(Adapted from an email I received - from www.PresentationZen.com
(These rules themselves are over-complicated and need simplifying.)
Below are 10 things (plus a bonus tip) learned from designers over the years. When I speak around the world I often put up a slide that asks people to make as many sentences as they can beginning with the word"Designers...." The goal of this activity is to get people thinking aboutthinking about design, something most of us never do (it also gets people in the audience talking, loosening up a bit; always a good thing). The sentences they generate range from "Designers wear black" to "Designers use creativity and analysis to solve problems" to "Designers make things beautiful," and so on.
This zen ten is broad and even a bit philosophical. Regardless of your profession, I hope there is an item or two that you can apply to your own work.
(1) Embrace constraints. Constraints and limitations are wonderful allies
and lead to enhanced creativity and ingenious solutions that without
constrains never would have been discovered or created. In the words of T.S.
Eliot, "Given total freedom the work is likely to sprawl." There's no point
complaining about constraints such as time, money, tools, etc. Your problem
is what it is. How can you solve it given the resources and time that you
(2) Practice restraint - keep things simple. Any fool can be complicated and add more, it takes discipline of mind and strength of will to make the hard choices about what
to include and what to exclude. The genius is often in what you omit or
leave on the editing room floor.
(3) Adopt the beginner's mind - start from your audience . As the old saying goes, in the expert's mind there are few possibilities, but for one with the beginner's mind, the world
is wide open. Designers understand the need to take risks, especially during
early explorations of the problem. They are not afraid to break with
convention. Good designers are open minded and comfortable with ambiguity
early on in the process, this is how discoveries are made.
(4) Leave your ego at the door. This is not about you, it's about them (your
audience, customer, patient, student, etc.). Look at the problem from their
point of view -- put yourself in their shoes. This is not easy, it takes
great amounts of empathy. Get in touch with your empathetic side. Empathy
鈥" an under valued "soft skill," can be a great differentiator and is key
for truly understanding a problem.
(5) Focus on the experience. It's not the thing, it's the experience of the thing. This is related to #4 above: Put yourself in their shoes. How do people interact with your solution? Remember that much of
design has an emotional component, sometimes this is even the largest
component (though users may be unaware of this). Do not neglect the
emotional aspect of your solutions.

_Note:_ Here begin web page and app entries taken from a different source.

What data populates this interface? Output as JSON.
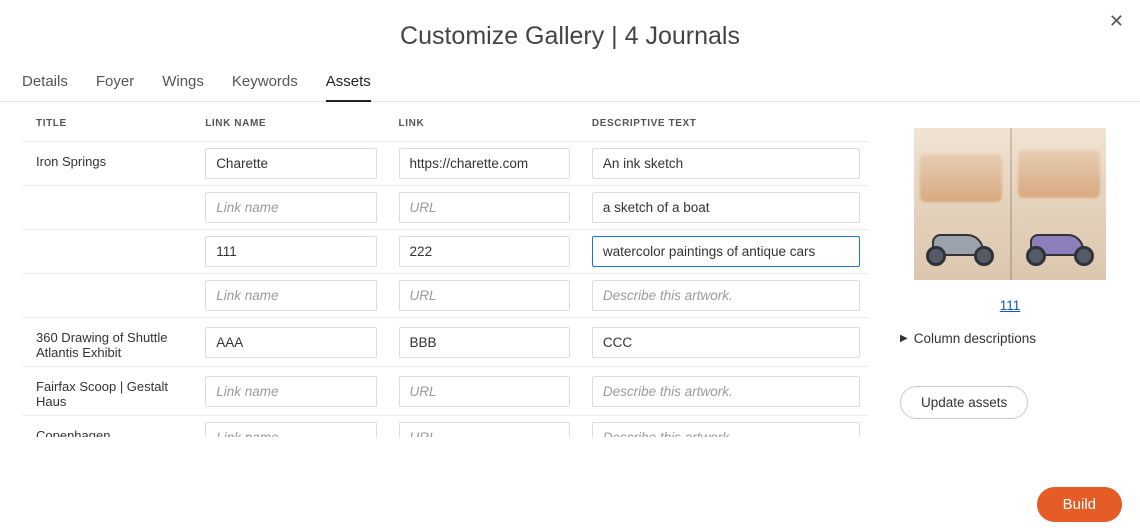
{
  "header": {
    "title": "Customize Gallery | 4 Journals"
  },
  "tabs": [
    "Details",
    "Foyer",
    "Wings",
    "Keywords",
    "Assets"
  ],
  "active_tab": "Assets",
  "columns": {
    "title": "Title",
    "link_name": "Link Name",
    "link": "Link",
    "descriptive_text": "Descriptive Text"
  },
  "placeholders": {
    "link_name": "Link name",
    "url": "URL",
    "describe": "Describe this artwork."
  },
  "rows": [
    {
      "title": "Iron Springs",
      "link_name": "Charette",
      "link": "https://charette.com",
      "desc": "An ink sketch"
    },
    {
      "title": "",
      "link_name": "",
      "link": "",
      "desc": "a sketch of a boat"
    },
    {
      "title": "",
      "link_name": "111",
      "link": "222",
      "desc": "watercolor paintings of antique cars",
      "focused": true
    },
    {
      "title": "",
      "link_name": "",
      "link": "",
      "desc": ""
    },
    {
      "title": "360 Drawing of Shuttle Atlantis Exhibit",
      "link_name": "AAA",
      "link": "BBB",
      "desc": "CCC"
    },
    {
      "title": "Fairfax Scoop | Gestalt Haus",
      "link_name": "",
      "link": "",
      "desc": ""
    },
    {
      "title": "Copenhagen",
      "link_name": "",
      "link": "",
      "desc": ""
    }
  ],
  "sidebar": {
    "caption_link_text": "111",
    "disclosure_label": "Column descriptions",
    "update_label": "Update assets"
  },
  "footer": {
    "build_label": "Build"
  }
}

(6) Become a storyteller. Often it's not only the design 鈥" i.e.,
the solution to a problem 鈥" that is important, but the story of it. This
is related to #5 above. What's the meaning of the solution? Practice
illustrating the significance of solutions both verbally and visually. Start
with the general, zoom in to the detail, pull out again to remind us of the
theme or key concept, then zoom back in to illuminate more of the detail.
(7) Think communication not decoration. Design 鈥" even graphic design 鈥"
is not about beautification. Design is not just about aesthetics, though
aesthetics are important. More than anything, design is about solving
problems or making the current situation a little better than before. Design
is not art, though there is art in design.
(8) Obsess about ideas not tools. Tools are important and necessary, but
they come and go as better tools come along. Obsess instead about ideas.
Though most tools are ephemeral, some of your best tools are a simple pencil
and sketch pad. These are often the most useful 鈥" especially in the early
stages of thinking 鈥" because they are the most direct. Good advice is to
go analog in the beginning with the simplest tools possible.
(9) Clarify your intention. Design is about choices and intentions, it is
not accidental. Design is about process. The end user will usually not
notice "the design of it." It may seem like it just works, assuming they
think about it at all, but this ease-of-use (or ease-of-understanding) is
not by accident, it's a result of your careful choices and decisions.
(10) Sharpen your vision & curiosity. Learn from the lessons around you.
Good designers are skilled at noticing and observing. They are able to see
both the big picture and the details of the world around them. Humans are
natural pattern seekers; be mindful of this skill in yourself and in others.
Design is a "whole brain" process. You are creative, practical, rational,
analytic, empathetic, and passionate. Foster these aptitudes.
(11) Learn all the "rules" and know when and why to break them. Over the
centuries, those who came before us have established useful and necessary guidelines 鈥" these are often called rules or laws and it's important to know them. Yet, unlike other kinds of laws, it may be acceptable to break them at times so long as you know why. Basic graphic design principles and rules are important and useful to know, yet most professionals today have a hole in their education when it comes to the fundamentals of graphic design. I'll try to do my little bit with the next book to raise the design mindfulness and vocabulary of professionals who do not make a living in design per se, but who have a desire to get better.